Tiffany Aldrich MacBain researches and teaches in the areas of 19th-century American literature and Native American literature. She takes a special interest in the memoirs and personal writing of women who occupied the frontier spaces of North America. Recently she has been working closely with the journals and letters of Abby Williams Hill (1861-1943), a professional landscape painter and avid diarist whose wilderness excursions challenged conventional notions of femininity and motherhood. Since 2015 MacBain has served on panels and given public talks on Hill, and her article “The Wild Work of Gender Play in the Journals of Abby Williams Hill” is under review.
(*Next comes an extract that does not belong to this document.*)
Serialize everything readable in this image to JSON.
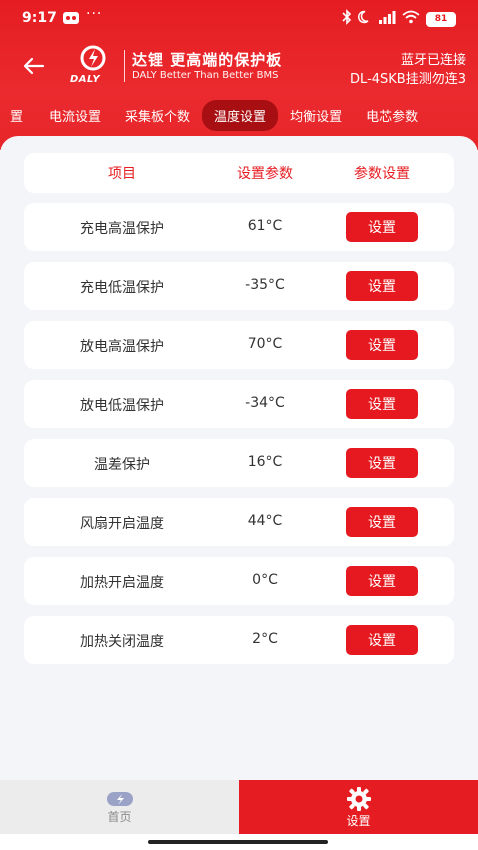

Drawn to texts that subvert social conceptions of race, ethnicity, and gender, MacBain also published the article “Cont(r)acting Whiteness: The Language of Contagion in the Autobiographical Essays of Zitkala-Sa,” in Arizona Quarterly (2012). MacBain contributed to a 2016 NPR story on lesser-known women writers of the nineteenth century, and her writing has also appeared in The Chronicle of Higher Education and the American Literary History’s ALH Online Review.
M.A., California State University-Sacramento, 1998; B.A., Ph.D., University of California-Davis, 1991, 2004